- Task to carry out -
Output all the records below, word for word.

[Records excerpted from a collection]
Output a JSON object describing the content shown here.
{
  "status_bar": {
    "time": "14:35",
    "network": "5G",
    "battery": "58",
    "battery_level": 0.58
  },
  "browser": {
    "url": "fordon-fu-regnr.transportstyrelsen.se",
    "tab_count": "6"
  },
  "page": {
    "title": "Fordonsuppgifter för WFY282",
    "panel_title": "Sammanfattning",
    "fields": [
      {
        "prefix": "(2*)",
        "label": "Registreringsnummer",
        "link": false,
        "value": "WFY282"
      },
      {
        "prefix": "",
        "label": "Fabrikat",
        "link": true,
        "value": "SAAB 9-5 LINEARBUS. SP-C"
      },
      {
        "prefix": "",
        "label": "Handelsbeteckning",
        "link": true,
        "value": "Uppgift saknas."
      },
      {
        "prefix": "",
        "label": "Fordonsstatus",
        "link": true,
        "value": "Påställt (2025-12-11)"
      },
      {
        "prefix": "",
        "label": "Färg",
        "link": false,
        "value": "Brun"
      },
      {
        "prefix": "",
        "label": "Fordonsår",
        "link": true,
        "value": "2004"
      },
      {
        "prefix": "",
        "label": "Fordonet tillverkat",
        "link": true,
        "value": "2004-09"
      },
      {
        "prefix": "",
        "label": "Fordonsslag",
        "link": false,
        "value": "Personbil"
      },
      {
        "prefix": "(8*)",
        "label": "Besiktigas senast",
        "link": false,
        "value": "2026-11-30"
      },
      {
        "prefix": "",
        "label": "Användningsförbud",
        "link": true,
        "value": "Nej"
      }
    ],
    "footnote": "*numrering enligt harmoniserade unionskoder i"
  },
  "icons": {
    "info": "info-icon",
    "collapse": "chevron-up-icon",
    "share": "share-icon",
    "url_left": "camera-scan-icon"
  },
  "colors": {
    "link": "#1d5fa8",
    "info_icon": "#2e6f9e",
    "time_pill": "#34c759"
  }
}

- Solution below -
Output a JSON object describing the content shown here.
{
  "status_bar": {
    "time": "14:35",
    "network": "5G",
    "battery": "58",
    "battery_level": 0.58
  },
  "browser": {
    "url": "fordon-fu-regnr.transportstyrelsen.se",
    "tab_count": "6"
  },
  "page": {
    "title": "Fordonsuppgifter för WFY282",
    "panel_title": "Sammanfattning",
    "fields": [
      {
        "prefix": "(2*)",
        "label": "Registreringsnummer",
        "link": false,
        "value": "WFY282"
      },
      {
        "prefix": "",
        "label": "Fabrikat",
        "link": true,
        "value": "SAAB 9-5 LINEARBUS. SP-C"
      },
      {
        "prefix": "",
        "label": "Handelsbeteckning",
        "link": true,
        "value": "Uppgift saknas."
      },
      {
        "prefix": "",
        "label": "Fordonsstatus",
        "link": true,
        "value": "Påställt (2025-12-11)"
      },
      {
        "prefix": "",
        "label": "Färg",
        "link": false,
        "value": "Brun"
      },
      {
        "prefix": "",
        "label": "Fordonsår",
        "link": true,
        "value": "2004"
      },
      {
        "prefix": "",
        "label": "Fordonet tillverkat",
        "link": true,
        "value": "2004-09"
      },
      {
        "prefix": "",
        "label": "Fordonsslag",
        "link": false,
        "value": "Personbil"
      },
      {
        "prefix": "(8*)",
        "label": "Besiktigas senast",
        "link": false,
        "value": "2026-11-30"
      },
      {
        "prefix": "",
        "label": "Användningsförbud",
        "link": true,
        "value": "Nej"
      }
    ],
    "footnote": "*numrering enligt harmoniserade unionskoder i"
  },
  "icons": {
    "info": "info-icon",
    "collapse": "chevron-up-icon",
    "share": "share-icon",
    "url_left": "camera-scan-icon"
  },
  "colors": {
    "link": "#1d5fa8",
    "info_icon": "#2e6f9e",
    "time_pill": "#34c759"
  }
}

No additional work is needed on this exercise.